MAPPING OUTFIT Google will have to go to trial over Street View wiretapping.
The firm had appealed the denial of a motion to dismiss the lawsuit, and had argued that the case was flawed because it was not likely to be tried under the correct laws.
However, the 9th US Circuit Court of Appeals in San Francisco has ruled that the case will go ahead. This has caused some disappointment at Google, which made the argument that any collected information would have been "readily accessible to the general public" anyway.
Today a Google spokeswoman said, "We are disappointed in the 9th Circuit's decision and are considering our next steps."
The appeals court said in its ruling (PDF), "The panel affirmed the district court's order denying a motion to dismiss claims that Google, Inc., violated the Wiretap Act when, in the course of capturing its Street View photographs, it collected data from unencrypted WiFi networks.
"The payload data transmitted over unencrypted WiFi networks that was captured by Google included emails, usernames, passwords, images and documents... The district court did not err in denying the motion to dismiss on the basis of the Wiretap Act exemption for electronic communication that is readily accessible to the general public."

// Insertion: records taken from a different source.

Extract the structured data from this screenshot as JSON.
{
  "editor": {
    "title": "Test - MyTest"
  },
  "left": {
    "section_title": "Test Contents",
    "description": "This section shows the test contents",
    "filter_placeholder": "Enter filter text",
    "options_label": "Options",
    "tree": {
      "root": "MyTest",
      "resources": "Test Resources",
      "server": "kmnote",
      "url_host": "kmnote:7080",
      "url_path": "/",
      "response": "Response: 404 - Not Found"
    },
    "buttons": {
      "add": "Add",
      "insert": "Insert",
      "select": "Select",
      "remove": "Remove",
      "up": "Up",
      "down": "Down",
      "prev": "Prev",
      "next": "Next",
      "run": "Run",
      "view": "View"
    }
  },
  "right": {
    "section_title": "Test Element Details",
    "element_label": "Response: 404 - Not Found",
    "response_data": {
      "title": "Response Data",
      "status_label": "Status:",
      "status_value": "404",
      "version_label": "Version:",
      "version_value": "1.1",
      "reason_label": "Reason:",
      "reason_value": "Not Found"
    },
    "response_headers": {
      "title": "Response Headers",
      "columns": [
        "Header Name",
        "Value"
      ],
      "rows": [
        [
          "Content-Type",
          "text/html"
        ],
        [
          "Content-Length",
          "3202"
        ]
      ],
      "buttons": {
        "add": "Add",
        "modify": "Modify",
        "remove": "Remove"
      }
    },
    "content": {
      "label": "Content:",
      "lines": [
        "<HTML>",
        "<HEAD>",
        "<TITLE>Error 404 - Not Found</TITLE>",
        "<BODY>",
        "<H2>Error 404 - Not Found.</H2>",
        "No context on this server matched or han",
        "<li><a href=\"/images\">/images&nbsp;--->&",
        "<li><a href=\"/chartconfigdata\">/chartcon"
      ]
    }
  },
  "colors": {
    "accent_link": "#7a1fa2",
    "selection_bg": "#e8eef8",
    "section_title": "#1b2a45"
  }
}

Google launched Street View in 2007 and collected and stored "payload data" transmitted by home and business WiFi networks for about three years.

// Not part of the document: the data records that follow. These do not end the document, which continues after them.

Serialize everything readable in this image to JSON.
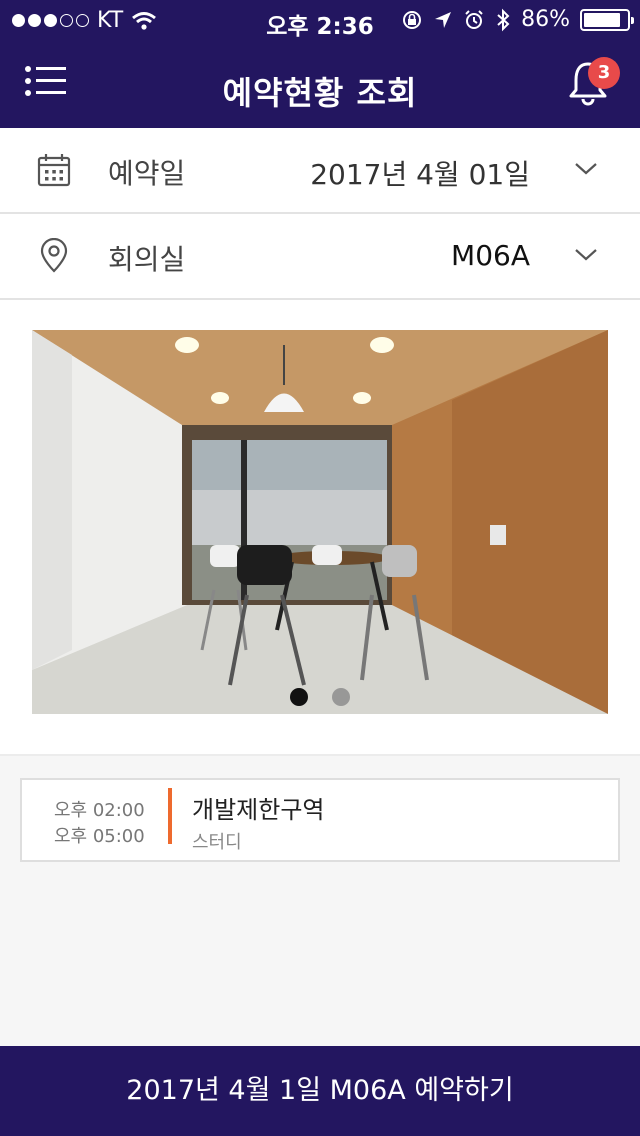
{
  "status_bar": {
    "carrier": "KT",
    "time": "오후 2:36",
    "battery": "86%",
    "battery_level": 0.86,
    "signal_dots_filled": 3,
    "signal_dots_total": 5
  },
  "header": {
    "title": "예약현황 조회",
    "notification_count": "3",
    "menu_icon": "list-menu-icon",
    "bell_icon": "bell-icon"
  },
  "filters": {
    "date": {
      "label": "예약일",
      "value": "2017년 4월 01일",
      "icon": "calendar-icon"
    },
    "room": {
      "label": "회의실",
      "value": "M06A",
      "icon": "location-pin-icon"
    }
  },
  "gallery": {
    "image": "meeting-room-photo",
    "pages": 2,
    "active_page": 1
  },
  "reservations": [
    {
      "start": "오후 02:00",
      "end": "오후 05:00",
      "title": "개발제한구역",
      "type": "스터디"
    }
  ],
  "cta": {
    "label": "2017년 4월 1일 M06A 예약하기"
  },
  "colors": {
    "brand": "#231660",
    "accent": "#ee6a2e",
    "badge": "#e84a4a"
  }
}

The internet giant acknowledged this in May 2010, publicly apologised and pulled its cars off the streets. According to legal documents Google collected 600GB of data from over 30 countries.
A number of lawsuits against Google were filed. This case is the consolidated legal action in the US. µ